Darwin’s work is further marked by the virtually complete absence of investigations undertaken out of sheer mathematical interest, rather than in the elucidation of some specific problem in physics. Indeed, he was an applied mathematician of the school of Kelvin or Stokes and was content to study physical phenomena by the mathematical methods most convenient to the purpose, regardless of their novelty or elegance. Should the problem fail to yield to analysis, Darwin resorted to computation, never hesitating to embark upon onerous and painstaking numerical work (such as marks his investigations of the stability of pear-shaped figures of equilibrium or of periodic orbit in the restricted problem of three bodies). Indeed, it would seem that he actually preferred quantitative rather than qualitative results, although he seldom carried his calculations beyond pragmatic limits. That this approach was sometimes too blunt is illustrated by Darwin’s 1902 investigation of the stability of a rotating pear-shaped figure, which he found to be stable; shortly after publication of Darwin’s results, Aleksandr Liapunov announced his proof of the instability of the pear-shaped figure, and several years later Darwin’s pupil Jeans showed that Liapunov was indeed correct.
In his speech to the Fifth International Congress of Mathematicians at Cambridge in 1912, Darwin summed up his method, speaking of his work on the problem of three bodies and comparing his technique to that of Poincaré, to whom he had often paid tribute:
My own work… cannot be said to involve any such skill at all, unless you describe as skill the procedure of a housebreaker who blows in a safe door with dynamite instead of picking the lock.
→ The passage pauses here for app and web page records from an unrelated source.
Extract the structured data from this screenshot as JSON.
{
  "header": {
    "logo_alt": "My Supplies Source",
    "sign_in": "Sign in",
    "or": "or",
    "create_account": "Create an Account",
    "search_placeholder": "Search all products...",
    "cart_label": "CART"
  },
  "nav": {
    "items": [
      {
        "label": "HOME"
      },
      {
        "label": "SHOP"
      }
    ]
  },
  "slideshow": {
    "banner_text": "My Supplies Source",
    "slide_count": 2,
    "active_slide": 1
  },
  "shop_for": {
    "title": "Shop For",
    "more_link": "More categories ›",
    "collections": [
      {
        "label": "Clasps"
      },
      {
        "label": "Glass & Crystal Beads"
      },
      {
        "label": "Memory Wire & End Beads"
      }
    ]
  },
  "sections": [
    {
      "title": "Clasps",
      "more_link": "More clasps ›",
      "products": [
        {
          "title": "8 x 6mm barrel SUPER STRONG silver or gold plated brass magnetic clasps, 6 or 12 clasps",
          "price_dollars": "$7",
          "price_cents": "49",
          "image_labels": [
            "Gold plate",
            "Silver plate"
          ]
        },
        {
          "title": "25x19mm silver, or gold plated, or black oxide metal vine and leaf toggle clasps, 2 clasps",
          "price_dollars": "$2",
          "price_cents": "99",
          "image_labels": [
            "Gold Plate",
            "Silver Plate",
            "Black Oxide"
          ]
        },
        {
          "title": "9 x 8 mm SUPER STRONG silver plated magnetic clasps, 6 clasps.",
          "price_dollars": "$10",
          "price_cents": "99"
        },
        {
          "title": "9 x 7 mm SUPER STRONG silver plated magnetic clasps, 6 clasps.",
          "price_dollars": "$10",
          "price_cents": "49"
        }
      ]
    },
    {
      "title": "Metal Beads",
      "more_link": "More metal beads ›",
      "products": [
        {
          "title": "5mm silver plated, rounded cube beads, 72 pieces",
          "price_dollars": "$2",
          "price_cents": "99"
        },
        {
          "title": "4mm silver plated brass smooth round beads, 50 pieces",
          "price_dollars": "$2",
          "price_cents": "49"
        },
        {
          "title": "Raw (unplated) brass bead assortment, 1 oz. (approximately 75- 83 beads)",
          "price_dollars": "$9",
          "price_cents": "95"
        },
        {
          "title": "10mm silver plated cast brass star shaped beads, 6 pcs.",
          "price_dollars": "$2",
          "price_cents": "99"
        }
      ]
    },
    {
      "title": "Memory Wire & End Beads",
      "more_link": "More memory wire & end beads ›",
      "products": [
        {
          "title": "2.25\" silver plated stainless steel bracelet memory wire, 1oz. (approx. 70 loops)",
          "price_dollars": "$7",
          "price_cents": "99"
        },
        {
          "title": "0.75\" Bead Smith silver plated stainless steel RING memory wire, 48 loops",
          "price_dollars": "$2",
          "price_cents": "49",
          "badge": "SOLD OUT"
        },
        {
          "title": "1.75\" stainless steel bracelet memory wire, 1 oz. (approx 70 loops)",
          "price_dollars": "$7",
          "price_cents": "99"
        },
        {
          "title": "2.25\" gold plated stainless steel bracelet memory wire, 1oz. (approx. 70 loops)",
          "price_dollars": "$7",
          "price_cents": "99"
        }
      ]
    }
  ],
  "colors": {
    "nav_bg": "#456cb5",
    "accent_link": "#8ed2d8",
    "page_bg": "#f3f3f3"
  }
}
It is thus by brutal force that this tantalising problem has been compelled to give up a few of its secrets; and, great as has been the labour involved, I think it has been worth while…. To put at their lowest the claims of this clumsy method, which may almost excite the derision of the pure mathematician, it has served to throw light on the celebrated generalisations of Hill and Poincaré.
I appeal, then, for mercy to the applied mathematician, and would ask you to consider in a kindly spirit the difficulties under which he labours. If our methods are often wanting in elegance and do but little to satisfy that aesthetic sense of which I spoke before, yet they constitute honest attempts to unravel the secrets of the universe in which we live.
I. Original Works. Darwin’s books are The Tides and Kindred Phenomena in the Solar System (London, 1898), based on a series of popular lectures delivered in Boston in 1897, and Scientific Papers (London, 1907–1916). Among his most important articles are “On the Influence of Geological Changes on the Earth’s Axis of Rotation,” in Philosophical Transactions of the Royal Society167A (1876). 271–312; “On the Precession of a Viscous Spheroid and on the Remote History of the Earth.” ibid., 170A (1879), 447–538; “On the Secular Changes in the Elements of the Orbit of a Satellite Revolving About a Tidally Distorted Planet.” ibid., 171A (1880). 713–891; and “On a Pear-Shaped Figure of Equilibrium,” ibid., 200A (1902), 251–314, Darwin’s presidential address presenting the medal to Poincaré is in Monthly Notices of the Royal Astronomical Society, 60 (1900), 406–415.
II. Secondary Literature. A memoir of Darwin’s life by his brother, Sir Francis Darwin, is affixed to vol. V of his Scientific Papers (London, 1916).
Obituaries include those by F. J. M. Stratton in Monthly Notices of the Royal Astronomical Society, 73 (1913), 204–210; and S. S. Hough, in Proceedings of the Royal Society, 89A (1914), i-xiii.